Lion is the true story of a little boy who accidentally ends up lost in Calcutta thousands of kilometers from his home. When authorities are unable to find his mother or brother, he is adopted by an Australian family who raise him. As an adult, memories of his childhood in India come back to him and he begins a search using Google Earth to find his birth mother. It’s an incredible story. So many feels.
Manchester by the Sea
Received 6 nominations and won for Original Screenplay and Actor in a Leading Role (Casey Afflek).
There were some issues with the theater a couple of Saturdays ago, so I showed up a half hour late to Manchester by the Sea. Nevertheless, it was still a great movie, a moving story of grief and family and trying to overcome the past. It felt anchored in its location, which was almost a character itself.
Received 4 nominations and won for Actress in a Supporting Role (Viola Davis).
In Fences, Troy Maxson, an African-American man working as a sanitation worker in 1950s Pittsburgh, works to raise his family while railing agains the challenges of poverty and racism. It’s clear that this is based on a stage play, from the first scene with its constrained setting and long, eloquent monologues. The writing is beautiful, not so much focused on realism of the moment, but rather evoking a heightened sense of poetry. The writing is backs up with phenomenal performances from the entire cast, who bring these characters to life and handle these lines with amazing power and grace.
Hell or High Water
Received 4 nominations (no wins).
Two brothers begin robbing banks after their mother’s deaths in order to preserve their family’s land. They specifically take on the bank chain that holds the loan against the property, a kind of clever revenge. Hell or High Water starts right in the middle of the action and drives through to the end, with just enough breathing room to get to know the brothers and the officers hunting them. The movie is great — not quite on the same caliber as some of the other best picture noms — but still great.
Received 6 nominations and won for Film Editing and Sound Mixing.
Desmond T. Doss was a U.S. Army medic who served during WWII. As a conscientious objector, he refused to carry a gun into battle (something that created significant challenges during his training). The story that unfolds and what Doss does is so unbelievable that it made sense for the movie to end with a mini-documentary, as if to clarify some of the history.

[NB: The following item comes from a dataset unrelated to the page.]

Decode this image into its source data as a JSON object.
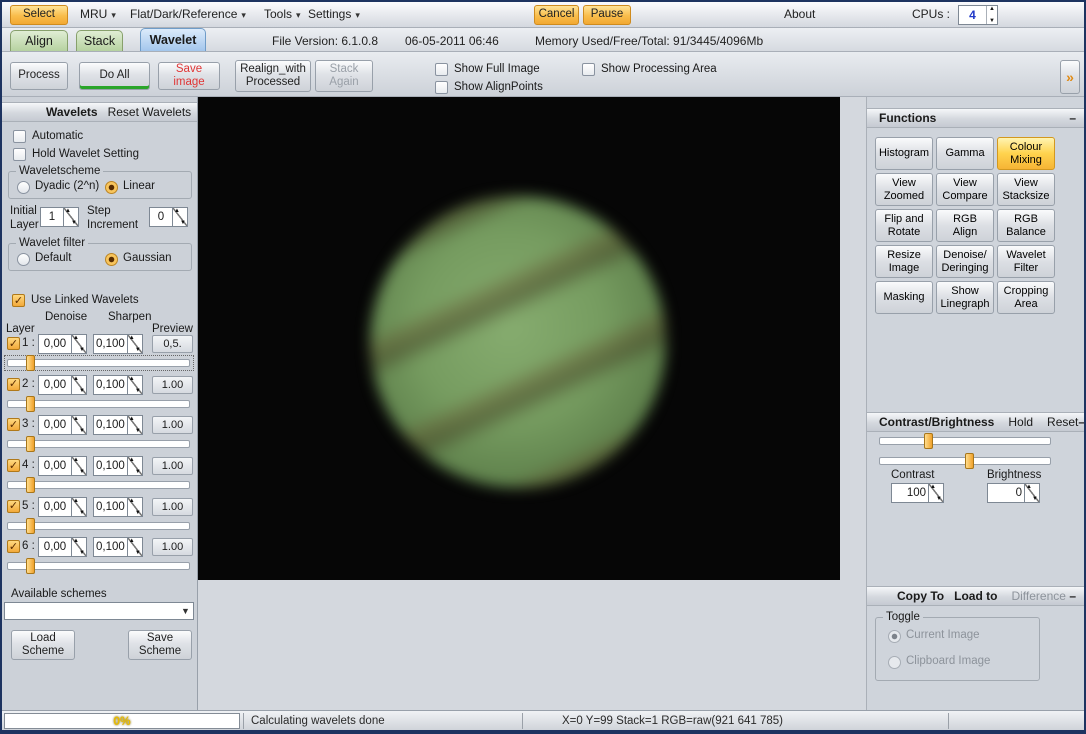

Hacksaw Ridge was good for a war movie, which is not generally my thing. The style of this in terms of cinematography and storytelling felt old, by which I mean it presented the typical look of big budget Hollywood films. I think if I had watched this one first out of the whole set, I would have been fine with it. But since I had already seen a number of the other best picture noms — most of which were more creative or experimental in their style and tone — this felt old fashioned.
La La Land
Received 14 nominations and won for Director, Cinematography, Actress in a Leading Role (Emma Stone), Original Score, Original Song (“City Of Stars”), and Production Design.
La La Land is fun and all for a musical about two beautiful young people trying to make it big in Hollywood. The cinematography was pretty for the most part and the music was great — but otherwise it was pretty mediocre. I like both Emma Stone and Ryan Gosling, who are great actors, but not great dancers or singers. The story is a bit light on emotional depth, as well. Nostalgia seems to be the greatest factor driving many people’s love for this (that and maybe how much Hollywood loves its own mythology), although it doesn’t quite live up to the classic musicals it’s meant to be in homage to. Fun enough to entertain, but nothing special.
* * *
In related news, the Razzies — which I don’t normally pay attention to — announced their “Worst” awards in film, with Hillary’s America garnering Worst Director, Worst Actor, Worst Actress, and Worst Picture. And that’s kind of awesome.